Work task: When you reach the listing, restate it word for word, leaving nothing out.

Source material:
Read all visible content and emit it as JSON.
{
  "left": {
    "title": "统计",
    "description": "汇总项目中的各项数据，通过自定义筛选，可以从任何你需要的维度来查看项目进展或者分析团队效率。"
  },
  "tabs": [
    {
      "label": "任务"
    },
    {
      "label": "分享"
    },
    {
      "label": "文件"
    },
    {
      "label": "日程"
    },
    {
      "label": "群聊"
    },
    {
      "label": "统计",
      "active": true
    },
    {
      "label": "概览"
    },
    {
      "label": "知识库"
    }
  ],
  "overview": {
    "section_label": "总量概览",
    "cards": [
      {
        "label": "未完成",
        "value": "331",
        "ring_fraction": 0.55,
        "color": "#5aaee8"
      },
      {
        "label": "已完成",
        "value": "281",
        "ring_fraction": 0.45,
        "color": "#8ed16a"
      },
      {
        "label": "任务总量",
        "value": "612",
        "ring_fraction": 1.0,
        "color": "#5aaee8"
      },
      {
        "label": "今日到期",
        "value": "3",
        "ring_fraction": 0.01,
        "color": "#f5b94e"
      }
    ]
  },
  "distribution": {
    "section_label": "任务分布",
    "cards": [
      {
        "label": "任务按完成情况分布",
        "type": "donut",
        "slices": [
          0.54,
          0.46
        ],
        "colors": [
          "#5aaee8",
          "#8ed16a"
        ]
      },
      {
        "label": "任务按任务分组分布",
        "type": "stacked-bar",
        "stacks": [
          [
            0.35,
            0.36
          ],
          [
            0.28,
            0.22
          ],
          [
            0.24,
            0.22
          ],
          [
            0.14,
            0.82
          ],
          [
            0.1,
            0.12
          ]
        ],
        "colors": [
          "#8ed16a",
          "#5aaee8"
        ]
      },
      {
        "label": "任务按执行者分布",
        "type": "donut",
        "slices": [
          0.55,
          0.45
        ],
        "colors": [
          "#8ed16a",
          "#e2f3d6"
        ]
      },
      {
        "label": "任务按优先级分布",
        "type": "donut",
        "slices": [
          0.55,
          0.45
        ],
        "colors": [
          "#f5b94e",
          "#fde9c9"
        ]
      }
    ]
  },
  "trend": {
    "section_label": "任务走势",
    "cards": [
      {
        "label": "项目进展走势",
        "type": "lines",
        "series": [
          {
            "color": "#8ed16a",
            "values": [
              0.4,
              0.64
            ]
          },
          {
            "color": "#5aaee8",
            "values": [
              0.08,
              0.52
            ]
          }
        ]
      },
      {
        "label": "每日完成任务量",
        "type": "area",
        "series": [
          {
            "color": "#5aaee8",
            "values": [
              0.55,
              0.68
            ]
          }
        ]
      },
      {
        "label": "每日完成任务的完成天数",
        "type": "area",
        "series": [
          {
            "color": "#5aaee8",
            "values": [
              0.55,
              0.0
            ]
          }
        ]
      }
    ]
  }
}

Answer section:
Read all visible content and emit it as JSON.
{
  "left": {
    "title": "统计",
    "description": "汇总项目中的各项数据，通过自定义筛选，可以从任何你需要的维度来查看项目进展或者分析团队效率。"
  },
  "tabs": [
    {
      "label": "任务"
    },
    {
      "label": "分享"
    },
    {
      "label": "文件"
    },
    {
      "label": "日程"
    },
    {
      "label": "群聊"
    },
    {
      "label": "统计",
      "active": true
    },
    {
      "label": "概览"
    },
    {
      "label": "知识库"
    }
  ],
  "overview": {
    "section_label": "总量概览",
    "cards": [
      {
        "label": "未完成",
        "value": "331",
        "ring_fraction": 0.55,
        "color": "#5aaee8"
      },
      {
        "label": "已完成",
        "value": "281",
        "ring_fraction": 0.45,
        "color": "#8ed16a"
      },
      {
        "label": "任务总量",
        "value": "612",
        "ring_fraction": 1.0,
        "color": "#5aaee8"
      },
      {
        "label": "今日到期",
        "value": "3",
        "ring_fraction": 0.01,
        "color": "#f5b94e"
      }
    ]
  },
  "distribution": {
    "section_label": "任务分布",
    "cards": [
      {
        "label": "任务按完成情况分布",
        "type": "donut",
        "slices": [
          0.54,
          0.46
        ],
        "colors": [
          "#5aaee8",
          "#8ed16a"
        ]
      },
      {
        "label": "任务按任务分组分布",
        "type": "stacked-bar",
        "stacks": [
          [
            0.35,
            0.36
          ],
          [
            0.28,
            0.22
          ],
          [
            0.24,
            0.22
          ],
          [
            0.14,
            0.82
          ],
          [
            0.1,
            0.12
          ]
        ],
        "colors": [
          "#8ed16a",
          "#5aaee8"
        ]
      },
      {
        "label": "任务按执行者分布",
        "type": "donut",
        "slices": [
          0.55,
          0.45
        ],
        "colors": [
          "#8ed16a",
          "#e2f3d6"
        ]
      },
      {
        "label": "任务按优先级分布",
        "type": "donut",
        "slices": [
          0.55,
          0.45
        ],
        "colors": [
          "#f5b94e",
          "#fde9c9"
        ]
      }
    ]
  },
  "trend": {
    "section_label": "任务走势",
    "cards": [
      {
        "label": "项目进展走势",
        "type": "lines",
        "series": [
          {
            "color": "#8ed16a",
            "values": [
              0.4,
              0.64
            ]
          },
          {
            "color": "#5aaee8",
            "values": [
              0.08,
              0.52
            ]
          }
        ]
      },
      {
        "label": "每日完成任务量",
        "type": "area",
        "series": [
          {
            "color": "#5aaee8",
            "values": [
              0.55,
              0.68
            ]
          }
        ]
      },
      {
        "label": "每日完成任务的完成天数",
        "type": "area",
        "series": [
          {
            "color": "#5aaee8",
            "values": [
              0.55,
              0.0
            ]
          }
        ]
      }
    ]
  }
}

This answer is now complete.